From the March 2010 issue of Entrepreneur
First Lesson: Trust Your Gut

A year after graduating from Stanford University, Jason Haas got a daunting assignment from his father: Create a franchise concept the two could develop together. Jason--who was earning a shoe-leather MBA at the family architectural and construction firm in State College, Penn.--freaked out a little. But soon enough, he had a plan for Team Blue , a fast, affordable hand carwash. Now, team Haas is preparing to roll out 35 carwashes in the next two years.

It seems Jason has inherited some family magic. His father, Jeff, has a knack for dreaming up and building successful businesses--not only did he create and eventually sell Bubba's Breakaway, a funky sandwich franchise in five states, he's also put up pizza places, bars, casual dining restaurants, printing firms, the construction company and invested in a dozen other ideas. This father and son know when to build a franchise--and when to throw in the towel.

How do you know when a business is right for franchising?
Jeff: I've been doing this for almost 30 years, so you get a feel for what works. Do we do all kinds of surveys and extensive research? No. That leads you to do nothing in some cases and just gives you a reason not to do something. You have to go by gut instinct to make it happen--and I realized early on you have to make changes to make it happen.

What kind of changes?
When I started Bubba's Breakaway, I was 22 and was trying to sell pirogies based on my grandmother's recipe. Business wasn't great. I kept getting calls for sandwiches and delivery, and I saw that was the great opportunity. When I started Pennsylvania Pizza, I planned on franchising. But the late '80s pizza wars broke out, and I realized I couldn't compete with the expanding national chains. So I added a bar and beer sales and just made it a great local place. You have to be flexible.

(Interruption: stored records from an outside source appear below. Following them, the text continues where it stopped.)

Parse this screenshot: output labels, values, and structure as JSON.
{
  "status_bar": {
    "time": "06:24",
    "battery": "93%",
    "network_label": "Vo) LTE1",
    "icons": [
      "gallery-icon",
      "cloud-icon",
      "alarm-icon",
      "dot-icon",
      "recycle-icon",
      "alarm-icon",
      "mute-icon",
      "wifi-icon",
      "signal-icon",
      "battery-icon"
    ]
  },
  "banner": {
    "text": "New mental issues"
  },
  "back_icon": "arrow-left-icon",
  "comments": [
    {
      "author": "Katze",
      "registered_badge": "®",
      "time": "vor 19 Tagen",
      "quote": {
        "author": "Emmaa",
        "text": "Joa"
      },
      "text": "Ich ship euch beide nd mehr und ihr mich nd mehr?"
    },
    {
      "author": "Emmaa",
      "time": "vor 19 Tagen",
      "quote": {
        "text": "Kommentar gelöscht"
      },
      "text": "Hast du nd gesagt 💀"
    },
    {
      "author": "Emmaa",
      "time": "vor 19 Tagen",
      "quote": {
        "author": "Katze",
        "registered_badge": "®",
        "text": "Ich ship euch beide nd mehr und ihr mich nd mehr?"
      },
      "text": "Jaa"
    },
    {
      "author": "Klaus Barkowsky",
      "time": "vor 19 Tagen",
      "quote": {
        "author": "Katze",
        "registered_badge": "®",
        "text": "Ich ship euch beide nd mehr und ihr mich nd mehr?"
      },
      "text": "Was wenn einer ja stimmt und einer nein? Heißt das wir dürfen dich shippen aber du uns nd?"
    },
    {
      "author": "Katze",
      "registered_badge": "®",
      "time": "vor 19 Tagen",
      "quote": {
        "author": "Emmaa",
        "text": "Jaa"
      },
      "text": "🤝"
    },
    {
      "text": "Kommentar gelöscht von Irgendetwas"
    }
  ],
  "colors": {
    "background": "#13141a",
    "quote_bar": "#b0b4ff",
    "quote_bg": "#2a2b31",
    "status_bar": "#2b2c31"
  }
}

What's the No. 1 key for success?
Few things will happen if you don't plan to make them happen. When I was working 18 hours a day with my first business, I took a piece of paper and wrote down every single thing that was wrong and what it would cost to fix it. I implemented that paper and the business took off. Owners need to step back and look at their business objectively. You need objectivity to be successful.

Jason, do you have your dad's instincts?
At first, when he asked me to think up a franchise, I was scared and thought, "Are you serious? How am I supposed to come up with a business?" But my dad and I both love cars, and I worked with that. I washed his car for $2 when I was a kid, and he washed his dad's for a quarter. The carwash concept we use today duplicates what I used to do in the driveway at 16.

Why is Team Blue a franchise?
Jeff: Once I investigated it in terms of costs to open, revenues and expenses at unit level, my eyes became wider and wider because of the expansion possibilities. We could tap into something that wasn't going on in the $23-billion carwash industry: A 100-percent hand carwash just like you would do at home in about 15 minutes for $18.95.

Would you've done this without Jason?
While he was at Stanford, I was champing at the bit to create another franchise. But I didn't want to start until Jason came back so he could feel what it's like to make something from nothing.